At first, I couldn’t understand why Viv was so anxious about getting into trouble, but it’s easy to say that as an adult who knows that it isn’t the end of the world. And then I found myself getting angrier and angrier. At the boys, at the school, at the parents. Maybe I’m fortunate because I don’t think my school would’ve reacted the same way; I don’t think girls were targeted when it came to the dress code, and I like to think that they’d have dealt with sexual assault severely. But maybe I was oblivious. Maybe I didn’t see it because it didn’t happen to me.
Viv’s character development was fantastic. She never did anything out of character but was a different person by the end of the book. Moxie shows healthy, strong female friendships. It’s a brilliant book for teenagers, especially those who shy away from the word “feminist”. I want so many people to borrow Moxie off me!
Stargazing for Beginners by Jenny McLachlan

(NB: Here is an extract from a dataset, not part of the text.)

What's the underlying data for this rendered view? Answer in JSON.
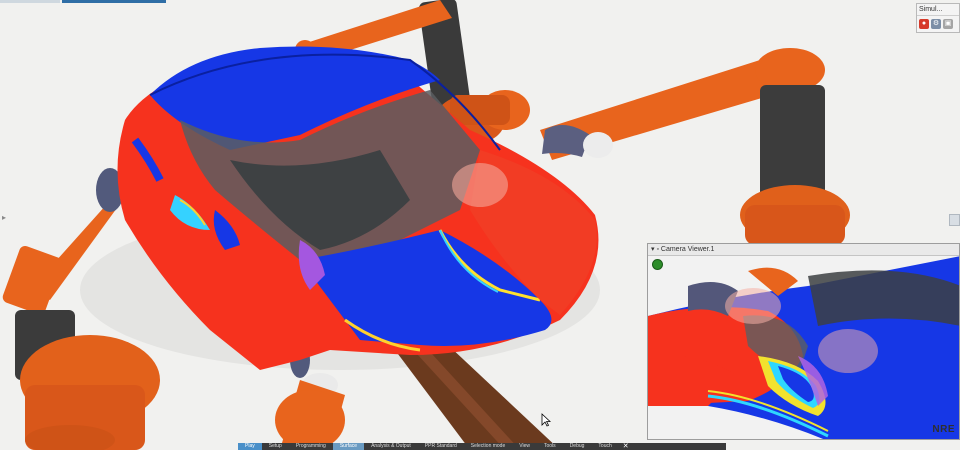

Jenny McLachlan’s stories make me feel warm and fuzzy inside, and Stargazing for Beginners was no different. From the lovely opening scene describing a young Meg sitting in a cardboard spaceship that her grandfather made her, I knew it was going to be a powerful story – I love YA novels featuring female characters with a passion for science.
15-year-old Meg is forced to grow up fast when her mother takes off on a somewhat charitable trip for ten days, leaving Meg to take care of her baby sister Elsa alone. As if that wasn’t stressful enough, she needs to work on her competition entry – the prize is a visit to the NASA headquarters. Meg. Must. Go.
Stargazing for Beginners is a stunning story. It’s exciting to see a teenage girl so determined to become an astronaut, fighting everyone who laughs at her ambition. I couldn’t help but feel angry at Meg’s mother. She’s selfish! And irresponsible, under the guise of being helpful. As for Meg’s grandfather, you can’t help but love him, even if he’s a little reckless. He encourages Meg to be a better version of herself, one who cares less about what people think and allows herself to shine.
Stargazing for Beginners even encouraged me to vote for Valentina Tereshkova – the first woman in space – in this poll of fantastically great women who made history.